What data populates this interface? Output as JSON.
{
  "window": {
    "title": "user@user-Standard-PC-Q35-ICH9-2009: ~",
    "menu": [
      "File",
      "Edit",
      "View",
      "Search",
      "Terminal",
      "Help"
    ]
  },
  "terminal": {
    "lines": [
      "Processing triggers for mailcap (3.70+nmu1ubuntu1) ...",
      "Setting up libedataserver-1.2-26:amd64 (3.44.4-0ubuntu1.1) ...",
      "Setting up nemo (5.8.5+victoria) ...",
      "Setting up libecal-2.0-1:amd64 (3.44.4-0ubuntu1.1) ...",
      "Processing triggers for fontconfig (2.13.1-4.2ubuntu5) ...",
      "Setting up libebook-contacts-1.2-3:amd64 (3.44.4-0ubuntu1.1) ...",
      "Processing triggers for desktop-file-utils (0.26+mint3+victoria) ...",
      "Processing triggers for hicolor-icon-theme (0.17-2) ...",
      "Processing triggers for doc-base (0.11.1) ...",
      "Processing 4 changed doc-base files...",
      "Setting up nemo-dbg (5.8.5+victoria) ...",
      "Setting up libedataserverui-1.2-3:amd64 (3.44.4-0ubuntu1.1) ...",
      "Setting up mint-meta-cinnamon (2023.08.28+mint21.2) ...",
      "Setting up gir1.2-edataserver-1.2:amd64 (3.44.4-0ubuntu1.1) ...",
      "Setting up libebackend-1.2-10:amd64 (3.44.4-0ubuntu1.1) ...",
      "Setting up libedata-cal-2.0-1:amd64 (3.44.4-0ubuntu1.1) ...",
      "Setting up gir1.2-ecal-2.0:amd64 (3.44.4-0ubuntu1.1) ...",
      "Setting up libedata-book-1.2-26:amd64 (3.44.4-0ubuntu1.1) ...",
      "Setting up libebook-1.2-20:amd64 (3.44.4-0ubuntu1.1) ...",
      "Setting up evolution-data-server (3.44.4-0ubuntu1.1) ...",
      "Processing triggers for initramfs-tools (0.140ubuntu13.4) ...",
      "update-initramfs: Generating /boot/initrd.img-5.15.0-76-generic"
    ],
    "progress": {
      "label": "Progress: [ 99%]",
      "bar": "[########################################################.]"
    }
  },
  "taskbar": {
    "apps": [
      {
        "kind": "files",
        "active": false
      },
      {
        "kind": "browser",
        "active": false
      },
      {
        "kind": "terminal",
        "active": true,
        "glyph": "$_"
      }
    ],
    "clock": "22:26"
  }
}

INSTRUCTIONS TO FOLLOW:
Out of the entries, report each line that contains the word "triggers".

REPLY TO THE TASK:
      "Processing triggers for mailcap (3.70+nmu1ubuntu1) ...",
      "Processing triggers for fontconfig (2.13.1-4.2ubuntu5) ...",
      "Processing triggers for desktop-file-utils (0.26+mint3+victoria) ...",
      "Processing triggers for hicolor-icon-theme (0.17-2) ...",
      "Processing triggers for doc-base (0.11.1) ...",
      "Processing triggers for initramfs-tools (0.140ubuntu13.4) ...",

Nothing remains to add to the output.